* Your objective:
Each entry needs to be reproduced exactly, with none left out.

* Exercise data:
----

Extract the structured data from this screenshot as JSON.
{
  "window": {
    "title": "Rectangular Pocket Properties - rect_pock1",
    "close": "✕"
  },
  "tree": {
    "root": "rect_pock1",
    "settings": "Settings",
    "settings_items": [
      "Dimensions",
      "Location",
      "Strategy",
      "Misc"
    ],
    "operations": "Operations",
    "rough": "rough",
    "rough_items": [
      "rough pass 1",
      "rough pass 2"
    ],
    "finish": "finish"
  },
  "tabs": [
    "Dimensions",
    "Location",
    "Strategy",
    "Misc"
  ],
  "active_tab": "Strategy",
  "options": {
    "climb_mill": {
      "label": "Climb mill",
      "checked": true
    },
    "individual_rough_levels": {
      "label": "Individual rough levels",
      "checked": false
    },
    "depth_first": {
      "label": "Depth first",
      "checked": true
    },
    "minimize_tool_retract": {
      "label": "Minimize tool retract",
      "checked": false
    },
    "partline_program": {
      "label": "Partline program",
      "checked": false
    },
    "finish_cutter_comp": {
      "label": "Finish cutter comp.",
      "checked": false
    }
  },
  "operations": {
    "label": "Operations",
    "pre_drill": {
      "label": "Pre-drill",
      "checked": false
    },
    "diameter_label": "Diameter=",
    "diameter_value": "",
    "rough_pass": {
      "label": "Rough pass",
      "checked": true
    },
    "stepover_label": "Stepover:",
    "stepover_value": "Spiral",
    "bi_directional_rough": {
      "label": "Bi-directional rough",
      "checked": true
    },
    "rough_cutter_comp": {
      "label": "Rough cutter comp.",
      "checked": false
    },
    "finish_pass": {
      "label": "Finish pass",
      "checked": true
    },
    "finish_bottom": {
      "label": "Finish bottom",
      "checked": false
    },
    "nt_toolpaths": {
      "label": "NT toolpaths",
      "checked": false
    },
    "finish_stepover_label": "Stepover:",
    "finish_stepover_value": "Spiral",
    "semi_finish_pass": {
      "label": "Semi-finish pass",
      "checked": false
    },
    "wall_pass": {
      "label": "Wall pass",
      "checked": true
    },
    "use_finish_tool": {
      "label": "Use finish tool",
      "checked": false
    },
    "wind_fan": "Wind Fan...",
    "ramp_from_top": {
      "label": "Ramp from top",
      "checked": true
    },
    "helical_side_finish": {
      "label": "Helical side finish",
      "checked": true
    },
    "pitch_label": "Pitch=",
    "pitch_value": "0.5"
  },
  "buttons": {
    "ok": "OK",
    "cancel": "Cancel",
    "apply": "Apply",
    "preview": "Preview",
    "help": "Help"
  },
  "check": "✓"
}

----

* Expected output:
Extract the structured data from this screenshot as JSON.
{
  "window": {
    "title": "Rectangular Pocket Properties - rect_pock1",
    "close": "✕"
  },
  "tree": {
    "root": "rect_pock1",
    "settings": "Settings",
    "settings_items": [
      "Dimensions",
      "Location",
      "Strategy",
      "Misc"
    ],
    "operations": "Operations",
    "rough": "rough",
    "rough_items": [
      "rough pass 1",
      "rough pass 2"
    ],
    "finish": "finish"
  },
  "tabs": [
    "Dimensions",
    "Location",
    "Strategy",
    "Misc"
  ],
  "active_tab": "Strategy",
  "options": {
    "climb_mill": {
      "label": "Climb mill",
      "checked": true
    },
    "individual_rough_levels": {
      "label": "Individual rough levels",
      "checked": false
    },
    "depth_first": {
      "label": "Depth first",
      "checked": true
    },
    "minimize_tool_retract": {
      "label": "Minimize tool retract",
      "checked": false
    },
    "partline_program": {
      "label": "Partline program",
      "checked": false
    },
    "finish_cutter_comp": {
      "label": "Finish cutter comp.",
      "checked": false
    }
  },
  "operations": {
    "label": "Operations",
    "pre_drill": {
      "label": "Pre-drill",
      "checked": false
    },
    "diameter_label": "Diameter=",
    "diameter_value": "",
    "rough_pass": {
      "label": "Rough pass",
      "checked": true
    },
    "stepover_label": "Stepover:",
    "stepover_value": "Spiral",
    "bi_directional_rough": {
      "label": "Bi-directional rough",
      "checked": true
    },
    "rough_cutter_comp": {
      "label": "Rough cutter comp.",
      "checked": false
    },
    "finish_pass": {
      "label": "Finish pass",
      "checked": true
    },
    "finish_bottom": {
      "label": "Finish bottom",
      "checked": false
    },
    "nt_toolpaths": {
      "label": "NT toolpaths",
      "checked": false
    },
    "finish_stepover_label": "Stepover:",
    "finish_stepover_value": "Spiral",
    "semi_finish_pass": {
      "label": "Semi-finish pass",
      "checked": false
    },
    "wall_pass": {
      "label": "Wall pass",
      "checked": true
    },
    "use_finish_tool": {
      "label": "Use finish tool",
      "checked": false
    },
    "wind_fan": "Wind Fan...",
    "ramp_from_top": {
      "label": "Ramp from top",
      "checked": true
    },
    "helical_side_finish": {
      "label": "Helical side finish",
      "checked": true
    },
    "pitch_label": "Pitch=",
    "pitch_value": "0.5"
  },
  "buttons": {
    "ok": "OK",
    "cancel": "Cancel",
    "apply": "Apply",
    "preview": "Preview",
    "help": "Help"
  },
  "check": "✓"
}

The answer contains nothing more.